## What to produce
This exercise requires every record to be repeated exactly.
##### Records to use
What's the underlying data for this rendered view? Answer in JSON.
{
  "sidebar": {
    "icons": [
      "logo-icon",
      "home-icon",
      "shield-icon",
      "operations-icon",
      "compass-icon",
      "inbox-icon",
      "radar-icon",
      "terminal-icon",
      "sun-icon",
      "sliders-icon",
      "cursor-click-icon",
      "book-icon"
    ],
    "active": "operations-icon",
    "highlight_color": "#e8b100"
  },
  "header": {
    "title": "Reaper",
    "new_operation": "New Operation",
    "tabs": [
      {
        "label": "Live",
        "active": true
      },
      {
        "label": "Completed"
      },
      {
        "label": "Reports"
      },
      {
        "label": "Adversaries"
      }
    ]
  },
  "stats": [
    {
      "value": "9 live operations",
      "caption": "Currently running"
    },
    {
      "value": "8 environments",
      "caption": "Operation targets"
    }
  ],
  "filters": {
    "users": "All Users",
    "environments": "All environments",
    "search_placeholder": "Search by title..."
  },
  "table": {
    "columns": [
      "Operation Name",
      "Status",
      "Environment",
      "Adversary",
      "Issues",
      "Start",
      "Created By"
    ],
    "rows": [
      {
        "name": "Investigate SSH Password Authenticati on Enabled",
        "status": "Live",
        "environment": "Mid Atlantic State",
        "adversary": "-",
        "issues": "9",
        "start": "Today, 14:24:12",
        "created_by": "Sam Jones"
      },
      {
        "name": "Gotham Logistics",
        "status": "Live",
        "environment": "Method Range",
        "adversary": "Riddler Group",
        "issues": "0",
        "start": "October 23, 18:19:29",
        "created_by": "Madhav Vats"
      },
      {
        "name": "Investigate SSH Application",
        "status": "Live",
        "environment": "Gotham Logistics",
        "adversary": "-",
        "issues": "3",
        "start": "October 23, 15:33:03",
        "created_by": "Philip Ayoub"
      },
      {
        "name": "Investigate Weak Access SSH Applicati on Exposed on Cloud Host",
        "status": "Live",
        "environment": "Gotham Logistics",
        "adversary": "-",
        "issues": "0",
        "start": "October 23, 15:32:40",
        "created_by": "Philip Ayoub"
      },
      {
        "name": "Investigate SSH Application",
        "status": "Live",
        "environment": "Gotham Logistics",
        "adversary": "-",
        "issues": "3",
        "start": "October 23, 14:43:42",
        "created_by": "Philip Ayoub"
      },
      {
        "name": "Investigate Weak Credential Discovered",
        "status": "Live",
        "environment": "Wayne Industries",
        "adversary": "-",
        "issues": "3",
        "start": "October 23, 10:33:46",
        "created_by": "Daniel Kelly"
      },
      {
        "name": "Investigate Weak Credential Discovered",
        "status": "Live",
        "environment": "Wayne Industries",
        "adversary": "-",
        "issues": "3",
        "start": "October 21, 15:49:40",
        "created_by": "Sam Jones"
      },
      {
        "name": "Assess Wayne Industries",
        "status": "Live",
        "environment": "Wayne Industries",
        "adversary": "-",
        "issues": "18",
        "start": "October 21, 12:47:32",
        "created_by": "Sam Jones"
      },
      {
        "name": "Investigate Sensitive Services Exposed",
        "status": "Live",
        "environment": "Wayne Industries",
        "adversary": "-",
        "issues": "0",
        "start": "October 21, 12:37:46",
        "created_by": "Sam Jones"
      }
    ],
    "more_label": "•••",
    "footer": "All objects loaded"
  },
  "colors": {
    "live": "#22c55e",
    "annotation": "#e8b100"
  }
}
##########
## Answer to this problem
What's the underlying data for this rendered view? Answer in JSON.
{
  "sidebar": {
    "icons": [
      "logo-icon",
      "home-icon",
      "shield-icon",
      "operations-icon",
      "compass-icon",
      "inbox-icon",
      "radar-icon",
      "terminal-icon",
      "sun-icon",
      "sliders-icon",
      "cursor-click-icon",
      "book-icon"
    ],
    "active": "operations-icon",
    "highlight_color": "#e8b100"
  },
  "header": {
    "title": "Reaper",
    "new_operation": "New Operation",
    "tabs": [
      {
        "label": "Live",
        "active": true
      },
      {
        "label": "Completed"
      },
      {
        "label": "Reports"
      },
      {
        "label": "Adversaries"
      }
    ]
  },
  "stats": [
    {
      "value": "9 live operations",
      "caption": "Currently running"
    },
    {
      "value": "8 environments",
      "caption": "Operation targets"
    }
  ],
  "filters": {
    "users": "All Users",
    "environments": "All environments",
    "search_placeholder": "Search by title..."
  },
  "table": {
    "columns": [
      "Operation Name",
      "Status",
      "Environment",
      "Adversary",
      "Issues",
      "Start",
      "Created By"
    ],
    "rows": [
      {
        "name": "Investigate SSH Password Authenticati on Enabled",
        "status": "Live",
        "environment": "Mid Atlantic State",
        "adversary": "-",
        "issues": "9",
        "start": "Today, 14:24:12",
        "created_by": "Sam Jones"
      },
      {
        "name": "Gotham Logistics",
        "status": "Live",
        "environment": "Method Range",
        "adversary": "Riddler Group",
        "issues": "0",
        "start": "October 23, 18:19:29",
        "created_by": "Madhav Vats"
      },
      {
        "name": "Investigate SSH Application",
        "status": "Live",
        "environment": "Gotham Logistics",
        "adversary": "-",
        "issues": "3",
        "start": "October 23, 15:33:03",
        "created_by": "Philip Ayoub"
      },
      {
        "name": "Investigate Weak Access SSH Applicati on Exposed on Cloud Host",
        "status": "Live",
        "environment": "Gotham Logistics",
        "adversary": "-",
        "issues": "0",
        "start": "October 23, 15:32:40",
        "created_by": "Philip Ayoub"
      },
      {
        "name": "Investigate SSH Application",
        "status": "Live",
        "environment": "Gotham Logistics",
        "adversary": "-",
        "issues": "3",
        "start": "October 23, 14:43:42",
        "created_by": "Philip Ayoub"
      },
      {
        "name": "Investigate Weak Credential Discovered",
        "status": "Live",
        "environment": "Wayne Industries",
        "adversary": "-",
        "issues": "3",
        "start": "October 23, 10:33:46",
        "created_by": "Daniel Kelly"
      },
      {
        "name": "Investigate Weak Credential Discovered",
        "status": "Live",
        "environment": "Wayne Industries",
        "adversary": "-",
        "issues": "3",
        "start": "October 21, 15:49:40",
        "created_by": "Sam Jones"
      },
      {
        "name": "Assess Wayne Industries",
        "status": "Live",
        "environment": "Wayne Industries",
        "adversary": "-",
        "issues": "18",
        "start": "October 21, 12:47:32",
        "created_by": "Sam Jones"
      },
      {
        "name": "Investigate Sensitive Services Exposed",
        "status": "Live",
        "environment": "Wayne Industries",
        "adversary": "-",
        "issues": "0",
        "start": "October 21, 12:37:46",
        "created_by": "Sam Jones"
      }
    ],
    "more_label": "•••",
    "footer": "All objects loaded"
  },
  "colors": {
    "live": "#22c55e",
    "annotation": "#e8b100"
  }
}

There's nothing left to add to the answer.